The Vodafone tie-up with Phones 4u represented some £212 million of sales and about £18.5 million of earnings in the year to July 31.

Mobile News: Customers of Phones 4u 'Shouldn't Be Worried'

How to invest like Warren Buffett

Vodafone 'not acted as expected'

Stefano Quadrio Curzio, a representative of BC Partners, said: "Our overriding concern is for all the dedicated, hard-working employees of Phones 4u at a time of uncertainty for the company.

"Vodafone has acted in exactly the opposite way to what they had consistently indicated to the management of Phones 4u over more than six months. Their behaviour appears to have been designed to inflict the maximum damage to their partner of 15 years, giving Phones 4u no time to develop commercial alternatives.

"EE's decision on Friday is surprising in the context of a contract that has more than a year to run and leaves the board with no alternative but to seek the administrator's protection in the interests of all its stakeholders."

Phones 4u said all mobile contracts bought through Phones 4u will remain unaffected and the networks will continue to provide mobile services to these customers.

The process of appointing PwC as an administrator is expected to take place today.

Related stories on AOL Money

La Senza goes into administration

Royal Mail sale errors 'cost £1bn'

10 well-paid jobs that are open to all

Five of the most fascinating companies
See Gallery
Phones 4u goes bust - 5,500 jobs at risk

Not many companies have films made about them. But the story of social networking site Facebook attracted enough attention to interest Hollywood, resulting in the 2010 film The Social Network. The interest was not just due to the immense popularity of the Facebook website, which was created in its earliest form by Harvard University student Mark Zuckerburg in 2004, though. It was also a result of the legal wrangling between Zuckerburg and fellow Harvard students Divya Narendra and Cameron and Tyler Winklevoss, who founded the social networking site ConnectU and accused Zuckerberg - who worked for them before creating Facebook - of copying their ideas and coding. In something of a damp squib ending, however, the case was dismissed due to a technicality in March 2007 without a ruling being made.

Most of the companies on this list are household names. However, comparatively few people have heard of Olam International, despite it being one of the world's largest agricultural commodity companies.

In fact, it produces enough cotton to keep everyone in the world in socks (three pairs per person, per year).

Fans of chocolate bars such as Mars are also sure to have consumed chocolate made from beans handled by Olam - they just don't realise it.

Headquartered in Singapore, Olam was founded in 1989. It now purchases ingredients such as coffee and cocoa from around 3.5 million smallholder famers based in emerging markets around the world.

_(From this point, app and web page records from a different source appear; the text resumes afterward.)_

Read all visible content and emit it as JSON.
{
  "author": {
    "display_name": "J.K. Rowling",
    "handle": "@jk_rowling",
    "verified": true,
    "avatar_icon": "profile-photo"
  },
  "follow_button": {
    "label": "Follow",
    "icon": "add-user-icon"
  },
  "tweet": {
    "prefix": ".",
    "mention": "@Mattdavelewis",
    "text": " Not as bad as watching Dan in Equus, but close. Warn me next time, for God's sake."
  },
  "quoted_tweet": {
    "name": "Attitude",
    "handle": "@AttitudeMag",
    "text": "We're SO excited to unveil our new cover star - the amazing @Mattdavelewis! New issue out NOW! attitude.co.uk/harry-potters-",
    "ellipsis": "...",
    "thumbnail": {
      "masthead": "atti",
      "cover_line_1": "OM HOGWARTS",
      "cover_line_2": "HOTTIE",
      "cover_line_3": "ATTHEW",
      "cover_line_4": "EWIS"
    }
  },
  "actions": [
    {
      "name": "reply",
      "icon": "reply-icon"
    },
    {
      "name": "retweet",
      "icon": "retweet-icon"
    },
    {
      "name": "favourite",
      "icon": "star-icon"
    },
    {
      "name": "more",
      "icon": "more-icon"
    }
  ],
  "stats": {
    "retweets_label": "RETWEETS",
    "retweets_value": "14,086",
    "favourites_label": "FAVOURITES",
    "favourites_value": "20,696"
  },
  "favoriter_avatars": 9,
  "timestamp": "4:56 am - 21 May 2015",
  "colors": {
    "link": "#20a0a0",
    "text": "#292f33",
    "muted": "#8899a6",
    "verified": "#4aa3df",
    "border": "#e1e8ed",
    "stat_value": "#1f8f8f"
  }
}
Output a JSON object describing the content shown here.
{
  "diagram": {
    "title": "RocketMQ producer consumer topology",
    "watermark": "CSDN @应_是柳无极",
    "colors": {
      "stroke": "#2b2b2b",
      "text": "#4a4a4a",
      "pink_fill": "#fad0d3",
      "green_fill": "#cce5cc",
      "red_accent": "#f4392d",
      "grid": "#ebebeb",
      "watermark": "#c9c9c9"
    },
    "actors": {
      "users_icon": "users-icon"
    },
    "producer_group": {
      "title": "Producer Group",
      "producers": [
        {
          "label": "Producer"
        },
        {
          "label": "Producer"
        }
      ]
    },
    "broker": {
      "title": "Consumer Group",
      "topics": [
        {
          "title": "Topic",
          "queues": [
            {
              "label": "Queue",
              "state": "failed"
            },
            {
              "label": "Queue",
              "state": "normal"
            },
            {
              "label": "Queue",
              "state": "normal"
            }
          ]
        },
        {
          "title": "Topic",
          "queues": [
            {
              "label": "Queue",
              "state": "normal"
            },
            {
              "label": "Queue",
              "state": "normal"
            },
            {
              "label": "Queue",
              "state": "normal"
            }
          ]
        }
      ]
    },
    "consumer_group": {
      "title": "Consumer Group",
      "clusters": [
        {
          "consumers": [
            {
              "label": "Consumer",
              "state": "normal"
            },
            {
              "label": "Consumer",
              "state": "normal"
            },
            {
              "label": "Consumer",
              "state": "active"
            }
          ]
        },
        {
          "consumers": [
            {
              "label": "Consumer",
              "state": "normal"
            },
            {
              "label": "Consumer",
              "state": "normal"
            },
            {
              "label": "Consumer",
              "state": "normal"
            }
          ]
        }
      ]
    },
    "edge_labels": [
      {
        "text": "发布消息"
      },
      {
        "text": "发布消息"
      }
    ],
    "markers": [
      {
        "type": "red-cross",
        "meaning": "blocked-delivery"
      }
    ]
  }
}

This enables it to work with communities in rural Africa and Asia on everything from productivity to environmental impact, resulting in a potentially huge impact on some of the world's poorest people.

Love them or hate them, Starbucks coffee shops are everywhere nowadays. Hardly surprising when you consider that the company has opened an average of two stores a day since 1987 (despite having to close some locations down too).
However, back in 1971 there was just one Starbucks coffee shop, in Seattle, Washington.
Named after Starbuck, the first mate on the whaling ship in the novel Moby Dick, the shop originally sold roasted coffee, but did not brew coffee to sell.
Now, though, you can get everything from a blueberry muffin to a mocha frappuccino from your local Starbucks store.

According to the company the white ribbon was introduced under the name in 1969. When competitors first entered the market, Coke made much of its curved bottle design which distinguished it from those that followed. As fewer and fewer people drank from bottles, the ribbon was produced as an alternative distinctive curve.

According to mokokoma, the apple is the fruit of the tree of knowledge. There is some question as to whether the bite taken out of it is a play on the word byte, symbolism of the fruit being eaten and the knowledge imparted, or just to make it look more like an apple and less like a cherry tomato.

Read Full Story